Last Empress Zita of Austria Signed Autograph Christmas Card 1940
Fine photographic postcard of Vienna sent as a Christmas card dated December 2nd 1940 from Empress Zita of Bourbon-Parma (9 May 1892 – 14 March 1989), to Amercian socialite Mrs Henry Cole. Zita was the wife of Emperor Charles of Austria. As such, she was the last Empress of Austria, Queen of Hungary, and Queen of Bohemia.
Born as the seventeenth child of the dispossessed Robert I, Duke of Parma and his second wife Infanta Maria Antonia of Portugal, Zita married the then Archduke Charles of Austria in 1911. Charles became heir presumptive to the Emperor Franz Joseph I of Austria in 1914 after the assassination of his uncle Archduke Franz Ferdinand of Austria, and acceded to the throne in 1916 after the old emperor's death.
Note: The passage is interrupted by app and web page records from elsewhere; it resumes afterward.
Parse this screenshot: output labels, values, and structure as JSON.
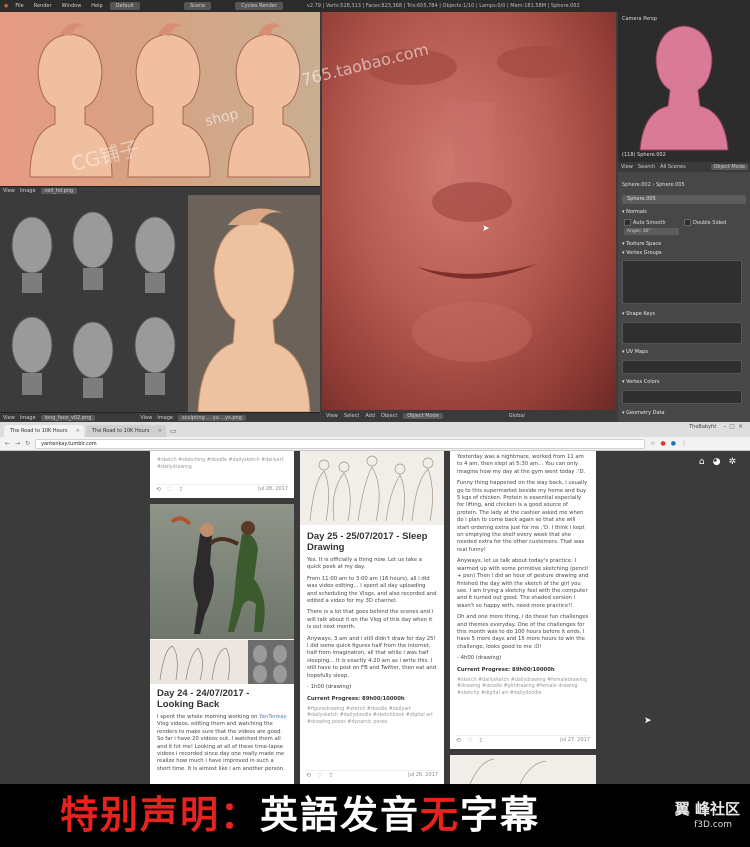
{
  "blender": {
    "menus": [
      "File",
      "Render",
      "Window",
      "Help"
    ],
    "layout": "Default",
    "scene": "Scene",
    "engine": "Cycles Render",
    "stats": "v2.79 | Verts:528,313 | Faces:823,368 | Tris:655,784 | Objects:1/10 | Lamps:0/0 | Mem:181.58M | Sphere.002",
    "ref_header_1": {
      "view": "View",
      "image": "Image",
      "file": "cell_hd.png"
    },
    "ref_header_2": {
      "view": "View",
      "image": "Image",
      "file": "long_face_v02.png"
    },
    "ref_header_3": {
      "view": "View",
      "image": "Image",
      "file": "sculpting ... yu ...ys.png"
    },
    "viewport_header": {
      "view": "View",
      "select": "Select",
      "add": "Add",
      "object": "Object",
      "mode": "Object Mode",
      "orient": "Global"
    },
    "camera": {
      "label": "Camera Persp",
      "object": "(118) Sphere.002"
    },
    "props_header": {
      "view": "View",
      "search": "Search",
      "all": "All Scenes",
      "mode": "Object Mode"
    },
    "breadcrumb": {
      "a": "Sphere.002",
      "b": "Sphere.005"
    },
    "mesh_name": "Sphere.005",
    "panels": {
      "normals": "Normals",
      "auto_smooth": "Auto Smooth",
      "double_sided": "Double Sided",
      "angle": "Angle:",
      "angle_val": "30°",
      "texture_space": "Texture Space",
      "vertex_groups": "Vertex Groups",
      "shape_keys": "Shape Keys",
      "uv_maps": "UV Maps",
      "vertex_colors": "Vertex Colors",
      "geometry_data": "Geometry Data"
    }
  },
  "watermark": {
    "shop": "shop",
    "shop_url": "765.taobao.com",
    "brand": "CG铺子"
  },
  "browser": {
    "tabs": [
      {
        "title": "The Road to 10K Hours"
      },
      {
        "title": "The Road to 10K Hours"
      }
    ],
    "user": "TheBabyfd",
    "url": "yantenkay.tumblr.com"
  },
  "posts": {
    "col1_top": {
      "tags": "#sketch #sketching #doodle #dailysketch #dailyart #dailydrawing",
      "date": "Jul 28, 2017"
    },
    "col1_main": {
      "title": "Day 24 - 24/07/2017 - Looking Back",
      "p1_pre": "I spent the whole morning working on ",
      "p1_link": "YanTenkay",
      "p1_post": " Vlog videos, editing them and watching the renders to make sure that the videos are good. So far i have 20 videos out. I watched them all and it hit me! Looking at all of these time-lapse videos i recorded since day one really made me realize how much i have improved in such a short time. It is almost like i am another person."
    },
    "col2": {
      "title": "Day 25 - 25/07/2017 - Sleep Drawing",
      "p1": "Yes. It is officially a thing now. Let us take a quick peek at my day.",
      "p2": "From 11:00 am to 3:00 am (16 hours), all i did was video editing... I spent all day uploading and scheduling the Vlogs, and also recorded and edited a video for my 3D channel.",
      "p3": "There is a lot that goes behind the scenes and i will talk about it on the Vlog of this day when it is out next month.",
      "p4": "Anyways, 3 am and i still didn't draw for day 25! I did some quick figures half from the internet, half from imagination, all that while i was half sleeping... It is exactly 4:20 am as i write this. I still have to post on FB and Twitter, then eat and hopefully sleep.",
      "p5": "- 1h00 (drawing)",
      "progress": "Current Progress: 89h00/10000h",
      "tags": "#figuredrawing #sketch #doodle #dailyart #dailysketch #dailydoodle #sketchbook #digital art #drawing poses #dynamic poses",
      "date": "Jul 26, 2017"
    },
    "col3": {
      "p1": "Yesterday was a nightmare, worked from 11 am to 4 am, then slept at 5:30 am... You can only imagine how my day at the gym went today :'D.",
      "p2": "Funny thing happened on the way back, i usually go to this supermarket beside my home and buy 5 kgs of chicken. Protein is essential especially for lifting, and chicken is a good source of protein. The lady at the cashier asked me when do i plan to come back again so that she will start ordering extra just for me :'D. I think i kept on emptying the shelf every week that she needed extra for the other customers. That was real funny!",
      "p3": "Anyways, let us talk about today's practice. I warmed up with some primitive sketching (pencil + pen) Then i did an hour of gesture drawing and finished the day with the sketch of the girl you see. I am trying a sketchy feel with the computer and it turned out good. The shaded version i wasn't so happy with, need more practice!!",
      "p4": "Oh and one more thing, i do these fun challenges and themes everyday. One of the challenges for this month was to do 100 hours before it ends. I have 5 more days and 15 more hours to win the challenge, looks good to me :D!",
      "p5": "- 4h00 (drawing)",
      "progress": "Current Progress: 89h00/10000h",
      "tags": "#sketch #dailysketch #dailydrawing #femaledrawing #drawing #doodle #girldrawing #female drawing #sketchy #digital art #dailydoodle",
      "date": "Jul 27, 2017"
    }
  },
  "banner": {
    "part1": "特别声明：",
    "part2": "英語发音",
    "part3": "无",
    "part4": "字幕",
    "logo": "翼 峰社区",
    "site": "f3D.com"
  },
  "colors": {
    "banner_red": "#e8231e",
    "sculpt_red": "#b65a50",
    "clay": "#e6b08c"
  }
}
After the end of World War I in 1918, the Habsburgs were deposed when the new countries of Austria, Czechoslovakia, Hungary and the State of Slovenes, Croats and Serbs were formed. Charles and Zita left for exile in Switzerland and later Madeira, where Charles died in 1922. After her husband's death, Zita and her son Otto served as the symbols of unity for the exiled dynasty. A devout Catholic, she raised a large family after being widowed at the age of 29, and never remarried.
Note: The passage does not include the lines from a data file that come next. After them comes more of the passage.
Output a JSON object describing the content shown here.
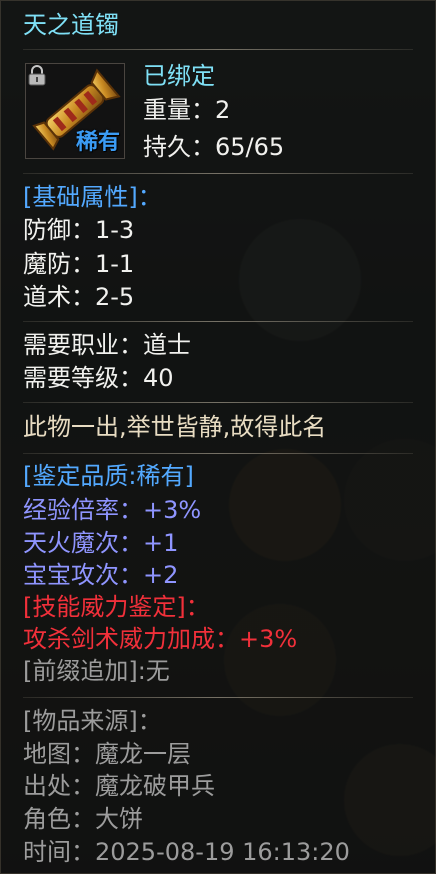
{
  "item": {
    "name": "天之道镯",
    "rarity_badge": "稀有",
    "bind_status": "已绑定",
    "weight_label": "重量：",
    "weight_value": "2",
    "durability_label": "持久：",
    "durability_value": "65/65"
  },
  "base_attributes": {
    "header": "[基础属性]：",
    "rows": [
      {
        "label": "防御：",
        "value": "1-3"
      },
      {
        "label": "魔防：",
        "value": "1-1"
      },
      {
        "label": "道术：",
        "value": "2-5"
      }
    ]
  },
  "requirements": {
    "rows": [
      {
        "label": "需要职业：",
        "value": "道士"
      },
      {
        "label": "需要等级：",
        "value": "40"
      }
    ]
  },
  "description": "此物一出,举世皆静,故得此名",
  "appraisal": {
    "header": "[鉴定品质:稀有]",
    "rows": [
      {
        "label": "经验倍率：",
        "value": "+3%"
      },
      {
        "label": "天火魔次：",
        "value": "+1"
      },
      {
        "label": "宝宝攻次：",
        "value": "+2"
      }
    ]
  },
  "skill_appraisal": {
    "header": "[技能威力鉴定]：",
    "row_label": "攻杀剑术威力加成：",
    "row_value": "+3%"
  },
  "prefix": "[前缀追加]:无",
  "source": {
    "header": "[物品来源]：",
    "rows": [
      {
        "label": "地图：",
        "value": "魔龙一层"
      },
      {
        "label": "出处：",
        "value": "魔龙破甲兵"
      },
      {
        "label": "角色：",
        "value": "大饼"
      },
      {
        "label": "时间：",
        "value": "2025-08-19 16:13:20"
      }
    ]
  },
  "colors": {
    "title": "#7fe0f6",
    "rarity": "#3b9cf5",
    "appraisal": "#8f95ff",
    "skill": "#f1303a",
    "prefix": "#9c9c9c"
  },
  "icons": {
    "item": "bracelet-icon",
    "lock": "lock-icon"
  }
}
During World War II the U.S. Government granted the family exit visas on 9 July 1940. After a perilous journey they arrived in New York on 27 July, having family in Long Island and Newark, New Jersey.
The Austrian imperial refugees eventually settled in Quebec which was where this card was sent, it had the advantage of being French-speaking (the younger children were not yet fluent in English). As they were cut off from all European funds, finances were more stretched than ever. At one stage, Zita was reduced to making salad and spinach dishes from dandelion leaves. However, all her sons were active in the war effort. Otto promoted the dynasty's role in a post-war Europe and met regularly with Franklin Roosevelt; Robert was the Habsburg representative in London; Carl Ludwig and Felix joined the United States Army, serving with several American-raised relatives of the Mauerer line; Rudolf smuggled himself into Austria in the final days of the war to help organise the resistance. In 1945 Empress Zita celebrated her birthday on the first day of peace, 9 May. She was to spend the next two years touring the United States and Canada to raise funds for war-ravaged Austria and Hungary.
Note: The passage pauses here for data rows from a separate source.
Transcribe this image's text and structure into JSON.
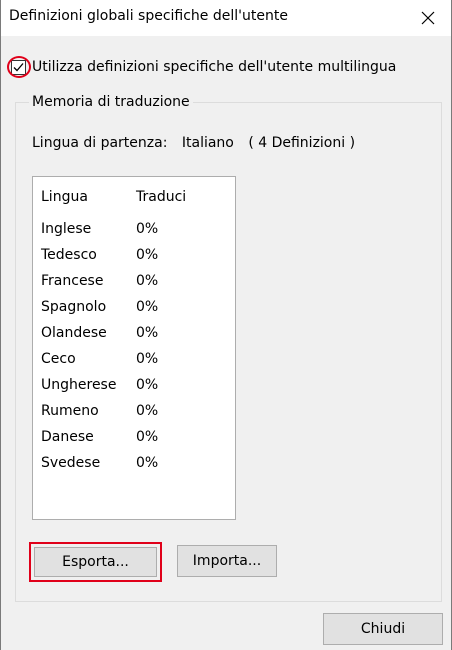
{
  "window": {
    "title": "Definizioni globali specifiche dell'utente",
    "close_glyph": "✕"
  },
  "checkbox": {
    "checked": true,
    "label": "Utilizza definizioni specifiche dell'utente multilingua"
  },
  "group": {
    "title": "Memoria di traduzione",
    "source_label": "Lingua di partenza:",
    "source_value": "Italiano",
    "definitions_count": "( 4 Definizioni )"
  },
  "table": {
    "headers": [
      "Lingua",
      "Traduci"
    ],
    "rows": [
      [
        "Inglese",
        "0%"
      ],
      [
        "Tedesco",
        "0%"
      ],
      [
        "Francese",
        "0%"
      ],
      [
        "Spagnolo",
        "0%"
      ],
      [
        "Olandese",
        "0%"
      ],
      [
        "Ceco",
        "0%"
      ],
      [
        "Ungherese",
        "0%"
      ],
      [
        "Rumeno",
        "0%"
      ],
      [
        "Danese",
        "0%"
      ],
      [
        "Svedese",
        "0%"
      ]
    ]
  },
  "buttons": {
    "export": "Esporta...",
    "import": "Importa...",
    "close": "Chiudi"
  },
  "colors": {
    "highlight": "#e0001a"
  }
}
While visiting her daughter, in summer 1988, she developed pneumonia and spent most of the autumn and winter bedridden. Finally, she called her son Otto, in early March 1989, and told him she was dying. He and the rest of the family travelled to her bedside and took turns keeping her company until she died in the early hours of 14 March 1989. She was 96 years old
"Dear Mrs. Cole,
With every good wish for Christmas and the New Year, Mr. Cole and your dear children
Card size: 13 x 8.5 cm approx